Task instructions: This exercise asks for every line of the material that contains the word "JSON".

Source material:
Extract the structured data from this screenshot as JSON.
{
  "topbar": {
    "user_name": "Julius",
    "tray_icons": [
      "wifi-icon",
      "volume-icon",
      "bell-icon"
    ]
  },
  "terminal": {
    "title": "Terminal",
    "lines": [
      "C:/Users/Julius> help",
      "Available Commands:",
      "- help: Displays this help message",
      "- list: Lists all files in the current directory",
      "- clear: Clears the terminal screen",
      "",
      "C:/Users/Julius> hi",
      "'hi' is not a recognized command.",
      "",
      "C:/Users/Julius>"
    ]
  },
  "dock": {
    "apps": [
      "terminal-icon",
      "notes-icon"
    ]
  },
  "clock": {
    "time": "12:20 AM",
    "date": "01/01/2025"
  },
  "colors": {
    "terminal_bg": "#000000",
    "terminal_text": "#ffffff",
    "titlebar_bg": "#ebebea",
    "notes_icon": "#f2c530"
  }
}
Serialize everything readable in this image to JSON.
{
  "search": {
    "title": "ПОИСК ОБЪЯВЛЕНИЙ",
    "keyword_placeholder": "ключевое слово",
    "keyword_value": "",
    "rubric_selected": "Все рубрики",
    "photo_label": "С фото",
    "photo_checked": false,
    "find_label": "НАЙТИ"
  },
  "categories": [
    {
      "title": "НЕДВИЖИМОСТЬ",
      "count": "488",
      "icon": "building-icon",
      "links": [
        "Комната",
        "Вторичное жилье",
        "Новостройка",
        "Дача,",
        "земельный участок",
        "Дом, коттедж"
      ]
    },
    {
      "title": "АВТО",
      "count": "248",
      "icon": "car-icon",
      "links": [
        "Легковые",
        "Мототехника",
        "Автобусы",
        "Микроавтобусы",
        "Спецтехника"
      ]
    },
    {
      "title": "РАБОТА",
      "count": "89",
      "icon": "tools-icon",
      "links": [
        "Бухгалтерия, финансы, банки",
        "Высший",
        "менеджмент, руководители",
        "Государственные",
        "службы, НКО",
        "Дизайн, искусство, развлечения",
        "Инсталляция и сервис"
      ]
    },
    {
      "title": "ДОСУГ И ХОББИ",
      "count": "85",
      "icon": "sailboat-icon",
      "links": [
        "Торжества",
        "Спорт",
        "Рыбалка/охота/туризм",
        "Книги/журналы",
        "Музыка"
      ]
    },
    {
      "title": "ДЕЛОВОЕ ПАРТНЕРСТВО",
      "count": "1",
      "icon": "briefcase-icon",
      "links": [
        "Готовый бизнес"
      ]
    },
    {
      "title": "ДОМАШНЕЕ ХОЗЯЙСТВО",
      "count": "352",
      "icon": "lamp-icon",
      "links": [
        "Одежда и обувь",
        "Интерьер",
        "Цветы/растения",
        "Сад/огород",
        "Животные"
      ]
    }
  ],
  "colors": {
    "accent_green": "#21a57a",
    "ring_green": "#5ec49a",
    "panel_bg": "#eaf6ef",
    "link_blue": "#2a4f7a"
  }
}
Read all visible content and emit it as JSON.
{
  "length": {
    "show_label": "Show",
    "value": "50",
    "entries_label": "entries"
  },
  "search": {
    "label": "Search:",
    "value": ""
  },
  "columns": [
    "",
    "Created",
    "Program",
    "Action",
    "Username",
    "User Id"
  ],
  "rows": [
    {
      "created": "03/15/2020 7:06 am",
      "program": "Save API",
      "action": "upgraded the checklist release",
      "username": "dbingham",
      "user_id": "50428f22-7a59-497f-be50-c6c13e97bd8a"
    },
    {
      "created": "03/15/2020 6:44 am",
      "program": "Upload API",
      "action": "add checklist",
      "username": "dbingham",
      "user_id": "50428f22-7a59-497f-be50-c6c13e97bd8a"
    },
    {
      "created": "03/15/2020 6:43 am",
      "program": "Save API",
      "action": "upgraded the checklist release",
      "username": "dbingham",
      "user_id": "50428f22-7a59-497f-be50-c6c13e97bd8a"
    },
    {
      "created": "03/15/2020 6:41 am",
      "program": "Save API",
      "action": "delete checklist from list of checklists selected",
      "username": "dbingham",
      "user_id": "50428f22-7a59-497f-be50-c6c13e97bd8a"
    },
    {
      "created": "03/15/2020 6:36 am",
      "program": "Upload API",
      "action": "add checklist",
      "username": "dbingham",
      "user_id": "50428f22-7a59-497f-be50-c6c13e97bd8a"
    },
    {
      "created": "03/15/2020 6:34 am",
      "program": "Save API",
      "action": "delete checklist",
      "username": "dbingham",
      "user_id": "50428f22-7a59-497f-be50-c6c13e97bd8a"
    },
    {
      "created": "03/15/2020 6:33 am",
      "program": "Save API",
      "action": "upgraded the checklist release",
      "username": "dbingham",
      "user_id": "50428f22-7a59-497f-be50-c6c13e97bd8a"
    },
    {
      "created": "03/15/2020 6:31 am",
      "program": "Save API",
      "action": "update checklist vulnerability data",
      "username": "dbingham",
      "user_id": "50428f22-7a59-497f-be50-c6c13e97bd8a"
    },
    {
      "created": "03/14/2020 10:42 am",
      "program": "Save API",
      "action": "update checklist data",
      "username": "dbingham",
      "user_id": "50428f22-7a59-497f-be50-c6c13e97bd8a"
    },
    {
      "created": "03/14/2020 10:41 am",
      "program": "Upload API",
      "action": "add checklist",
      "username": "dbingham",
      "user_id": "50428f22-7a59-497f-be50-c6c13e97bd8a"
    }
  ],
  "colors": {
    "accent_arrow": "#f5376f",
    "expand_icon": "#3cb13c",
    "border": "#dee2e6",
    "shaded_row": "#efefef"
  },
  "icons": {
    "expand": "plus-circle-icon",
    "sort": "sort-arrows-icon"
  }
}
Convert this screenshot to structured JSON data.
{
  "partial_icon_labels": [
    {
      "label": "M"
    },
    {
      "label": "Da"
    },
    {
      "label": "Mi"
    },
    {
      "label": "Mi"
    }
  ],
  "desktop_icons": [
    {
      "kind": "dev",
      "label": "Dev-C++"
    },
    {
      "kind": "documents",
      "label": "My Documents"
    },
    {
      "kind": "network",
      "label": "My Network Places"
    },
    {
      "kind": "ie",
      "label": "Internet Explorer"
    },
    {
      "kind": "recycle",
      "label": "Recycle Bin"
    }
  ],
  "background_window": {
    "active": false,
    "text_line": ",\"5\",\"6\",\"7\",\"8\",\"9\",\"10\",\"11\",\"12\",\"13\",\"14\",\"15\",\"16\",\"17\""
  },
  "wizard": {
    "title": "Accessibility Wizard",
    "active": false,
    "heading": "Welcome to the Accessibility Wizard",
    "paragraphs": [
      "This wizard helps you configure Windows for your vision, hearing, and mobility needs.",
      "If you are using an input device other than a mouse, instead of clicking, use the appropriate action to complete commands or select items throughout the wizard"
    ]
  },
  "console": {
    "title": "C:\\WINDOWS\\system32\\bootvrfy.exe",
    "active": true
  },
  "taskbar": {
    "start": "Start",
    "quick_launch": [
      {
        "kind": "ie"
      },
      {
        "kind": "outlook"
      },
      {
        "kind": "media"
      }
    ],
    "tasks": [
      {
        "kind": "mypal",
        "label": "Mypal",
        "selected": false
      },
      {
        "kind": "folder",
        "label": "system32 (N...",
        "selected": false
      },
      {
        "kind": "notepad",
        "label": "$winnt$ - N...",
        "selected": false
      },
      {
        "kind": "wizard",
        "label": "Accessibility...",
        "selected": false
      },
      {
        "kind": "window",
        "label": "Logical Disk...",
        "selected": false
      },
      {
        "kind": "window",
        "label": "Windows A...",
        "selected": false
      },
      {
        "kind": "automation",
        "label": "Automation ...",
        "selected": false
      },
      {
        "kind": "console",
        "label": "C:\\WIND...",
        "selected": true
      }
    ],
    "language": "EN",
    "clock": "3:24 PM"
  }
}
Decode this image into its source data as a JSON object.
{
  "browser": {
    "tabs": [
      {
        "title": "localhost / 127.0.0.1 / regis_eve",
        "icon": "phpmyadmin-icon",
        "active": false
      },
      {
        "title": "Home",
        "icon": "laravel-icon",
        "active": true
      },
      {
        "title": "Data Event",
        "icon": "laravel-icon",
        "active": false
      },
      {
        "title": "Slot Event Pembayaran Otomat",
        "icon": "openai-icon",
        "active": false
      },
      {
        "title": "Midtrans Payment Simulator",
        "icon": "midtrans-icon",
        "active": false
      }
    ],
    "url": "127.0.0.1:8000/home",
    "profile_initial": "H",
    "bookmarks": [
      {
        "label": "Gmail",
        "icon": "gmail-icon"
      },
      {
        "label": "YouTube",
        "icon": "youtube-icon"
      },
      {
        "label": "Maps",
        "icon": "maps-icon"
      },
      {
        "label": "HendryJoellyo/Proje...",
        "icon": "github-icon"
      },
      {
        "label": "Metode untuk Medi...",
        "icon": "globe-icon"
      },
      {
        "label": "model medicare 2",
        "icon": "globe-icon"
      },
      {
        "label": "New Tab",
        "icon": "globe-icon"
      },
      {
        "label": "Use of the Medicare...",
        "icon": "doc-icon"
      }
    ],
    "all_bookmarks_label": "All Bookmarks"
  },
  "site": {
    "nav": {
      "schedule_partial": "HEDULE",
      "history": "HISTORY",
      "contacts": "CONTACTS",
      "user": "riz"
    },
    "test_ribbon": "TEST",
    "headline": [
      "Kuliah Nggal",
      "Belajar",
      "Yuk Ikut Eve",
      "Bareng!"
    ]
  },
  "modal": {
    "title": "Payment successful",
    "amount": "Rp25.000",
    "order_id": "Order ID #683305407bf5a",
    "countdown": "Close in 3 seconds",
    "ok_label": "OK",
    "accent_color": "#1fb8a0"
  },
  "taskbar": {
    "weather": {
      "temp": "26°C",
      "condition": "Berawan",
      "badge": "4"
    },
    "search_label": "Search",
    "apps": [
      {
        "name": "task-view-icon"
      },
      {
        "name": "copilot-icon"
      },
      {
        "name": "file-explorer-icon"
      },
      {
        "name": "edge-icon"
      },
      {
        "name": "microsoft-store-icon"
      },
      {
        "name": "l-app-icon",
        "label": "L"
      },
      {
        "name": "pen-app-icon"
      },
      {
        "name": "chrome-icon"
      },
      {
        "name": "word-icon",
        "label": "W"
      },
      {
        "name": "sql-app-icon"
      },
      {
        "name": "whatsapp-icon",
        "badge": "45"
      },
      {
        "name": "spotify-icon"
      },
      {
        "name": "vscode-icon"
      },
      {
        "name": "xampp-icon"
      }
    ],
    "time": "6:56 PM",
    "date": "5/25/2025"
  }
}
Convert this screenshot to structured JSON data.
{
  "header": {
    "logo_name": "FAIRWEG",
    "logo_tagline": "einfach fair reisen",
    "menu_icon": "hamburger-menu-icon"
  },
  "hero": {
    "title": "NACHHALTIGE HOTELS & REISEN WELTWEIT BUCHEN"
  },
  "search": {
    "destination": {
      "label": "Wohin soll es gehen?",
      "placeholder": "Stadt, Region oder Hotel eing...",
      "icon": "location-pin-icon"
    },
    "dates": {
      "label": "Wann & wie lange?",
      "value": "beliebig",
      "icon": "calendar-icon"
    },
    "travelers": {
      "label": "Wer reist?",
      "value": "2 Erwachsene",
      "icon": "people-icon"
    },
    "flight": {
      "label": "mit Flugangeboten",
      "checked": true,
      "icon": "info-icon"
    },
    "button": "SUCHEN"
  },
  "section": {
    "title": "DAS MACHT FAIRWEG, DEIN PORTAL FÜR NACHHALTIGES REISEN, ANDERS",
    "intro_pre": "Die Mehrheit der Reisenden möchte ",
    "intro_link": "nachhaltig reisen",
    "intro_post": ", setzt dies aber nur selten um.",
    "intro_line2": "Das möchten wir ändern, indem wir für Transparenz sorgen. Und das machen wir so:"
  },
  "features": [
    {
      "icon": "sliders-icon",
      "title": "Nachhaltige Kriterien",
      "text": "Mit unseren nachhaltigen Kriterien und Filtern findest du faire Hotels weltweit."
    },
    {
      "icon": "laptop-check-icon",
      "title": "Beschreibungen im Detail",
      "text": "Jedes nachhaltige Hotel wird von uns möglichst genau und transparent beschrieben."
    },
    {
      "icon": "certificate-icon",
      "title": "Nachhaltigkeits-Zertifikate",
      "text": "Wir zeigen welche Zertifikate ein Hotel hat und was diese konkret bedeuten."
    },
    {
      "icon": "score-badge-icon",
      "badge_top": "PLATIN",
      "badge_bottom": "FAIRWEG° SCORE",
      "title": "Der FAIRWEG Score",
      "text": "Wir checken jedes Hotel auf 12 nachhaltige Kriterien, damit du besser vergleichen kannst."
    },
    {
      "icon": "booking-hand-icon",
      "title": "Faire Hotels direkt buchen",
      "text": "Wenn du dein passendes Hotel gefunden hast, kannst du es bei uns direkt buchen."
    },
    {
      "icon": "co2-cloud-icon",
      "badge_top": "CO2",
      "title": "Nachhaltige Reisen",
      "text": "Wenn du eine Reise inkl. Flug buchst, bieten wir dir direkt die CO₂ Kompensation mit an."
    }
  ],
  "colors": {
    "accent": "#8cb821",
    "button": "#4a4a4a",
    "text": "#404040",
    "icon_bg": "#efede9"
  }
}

Output of the exercise:
Extract the structured data from this screenshot as JSON.
Serialize everything readable in this image to JSON.
Read all visible content and emit it as JSON.
Convert this screenshot to structured JSON data.
Decode this image into its source data as a JSON object.
Convert this screenshot to structured JSON data.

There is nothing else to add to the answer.